It’s hard to remember a time when so many public officials in the Bay Area were caught in embarrassing situations or accused of misdeeds at the same time. Indeed, demands for resignations, whether coming from the press or the public, seem to have reached an unprecedented level.
But not every transgression is equal, of course (although many of them are depressing). So in an effort to sort out which public official has behaved the worst, the Express staff decided it was time to do some head-to-head comparisons. And to make it a bit more interesting, we decided to do it in the style of March Madness:

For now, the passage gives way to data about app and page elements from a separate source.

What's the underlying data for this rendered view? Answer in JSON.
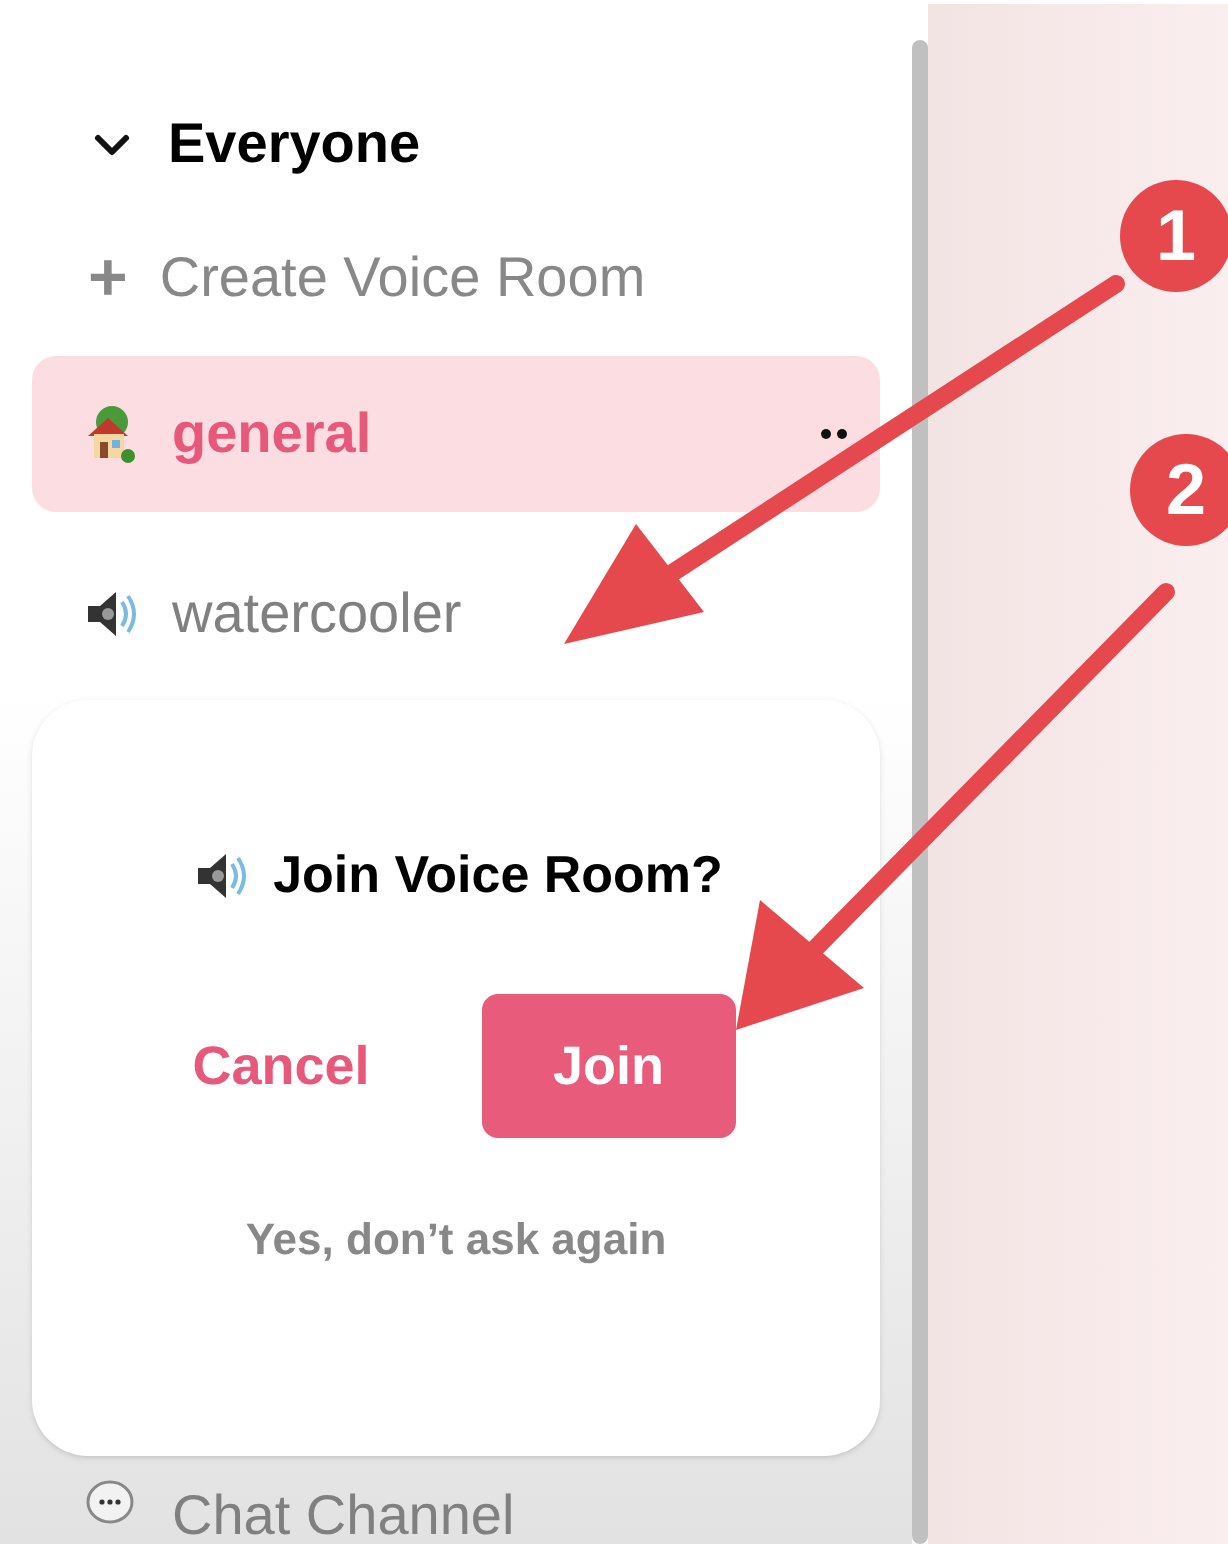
{
  "section": {
    "title": "Everyone",
    "expanded": true
  },
  "create_button": {
    "icon": "+",
    "label": "Create Voice Room"
  },
  "channels": [
    {
      "kind": "home",
      "name": "general",
      "selected": true
    },
    {
      "kind": "voice",
      "name": "watercooler",
      "selected": false
    }
  ],
  "popover": {
    "title": "Join Voice Room?",
    "cancel": "Cancel",
    "join": "Join",
    "dont_ask": "Yes, don’t ask again"
  },
  "below_channel": {
    "kind": "chat",
    "name": "Chat Channel"
  },
  "annotations": [
    {
      "number": "1"
    },
    {
      "number": "2"
    }
  ]
}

Here are our Elite Eight matchups:
Nadia Lockyer v. Michael Meehan. The Alameda County supervisor versus Berkeley’s police chief.
Mitigating Factors: Meehan has reformed Berkeley’s police department by cracking down on police misconduct and curtailing costly overtime. Lockyer appears to have a serious illness — an addiction to drugs and alcohol.
Winner: Lockyer in a walk.
Mary Hayashi v. Chris Magnus. The East Bay Assemblywoman versus Richmond’s police chief.pled guilty to shoplifting about $2,500 worth of clothing from Neiman Marcus in San Francisco. Magnus is accused of making racist remarks and discriminating against black cops.
Mitigating Factors: Magnus, perhaps the most progressive police chief in the Bay Area, has reformed Richmond’s once troubled police department, and has a strong record of promoting women and officers of color. Hayashi’s Assembly career has been somewhat unimpressive, although she has been a solid Democratic vote in Sacramento.
Winner: Hayashi is an easy pick. The allegations against Magnus look pretty weak, even if he did display some poor judgment.
David Muhammad v. Desley Brooks. Alameda County’s probation chief versus the Oakland city councilwoman.is accused of sexually assaulting one of his female deputies. Brooks engineered a no-bid deal to build a swanky teen center in her district in apparent violation of Oakland’s separation-of-powers law.
Mitigating Factors: Both maintain their innocence, and neither has been charged with a crime. Muhammad has had a successful career working with troubled black youth. And Brooks’ district really does need a good place for teens to hang out after school.
Winner: Muhammad. The allegations against him are very serious, and if it turns out that he’s guilty of sexually assaulting one of his deputies, then he could win the whole tournament.
Ross Mirkarimi v. Jean Quan. San Francisco’s sheriff versus Oakland’s mayor.pleaded guilty to misdemeanor false imprisonment. A video, however, clearly shows a nasty bruise on his wife’s arm that he inflicted on her on New Year’s Eve. Quan made serious mistakes with Occupy Oakland and faces a possible recall from office.
Mitigating Factors: Mirkarimi has been a strong progressive in San Francisco, and a stalwart supporter of medical cannabis rights. His wife also maintains that he did nothing wrong. As for Quan, in her first eight months in office she delivered a balanced city budget without devastating cuts to services; got the police union to finally begin paying into its pension plan; rehired some of the laid-off cops; and selected a no-nonsense city administrator, Deanna Santana.
Winner: Mirkarimi, hands down.
Hayashi v. Lockyer. This was a close call, but Hayashi gets the nod because of her criminal conviction.
Mirkarimi v. Muhammad. Although what Muhammad allegedly did was worse, Mirkarimi wins (for now). He has admitted guilt, after all.
Hayashi v. Mirkarimi. These two make the finals because there’s no doubt they both broke the law. But Mirkarimi gets our March 2012 Public Official Behaving Badly award, because, from our perspective, domestic abuse outweighs shoplifting on the scales of justice — and ethics.
Disagree with our picks? Then tell us what you think in the comments section of this page. Please remember, though, to keep it civil, and use your real name.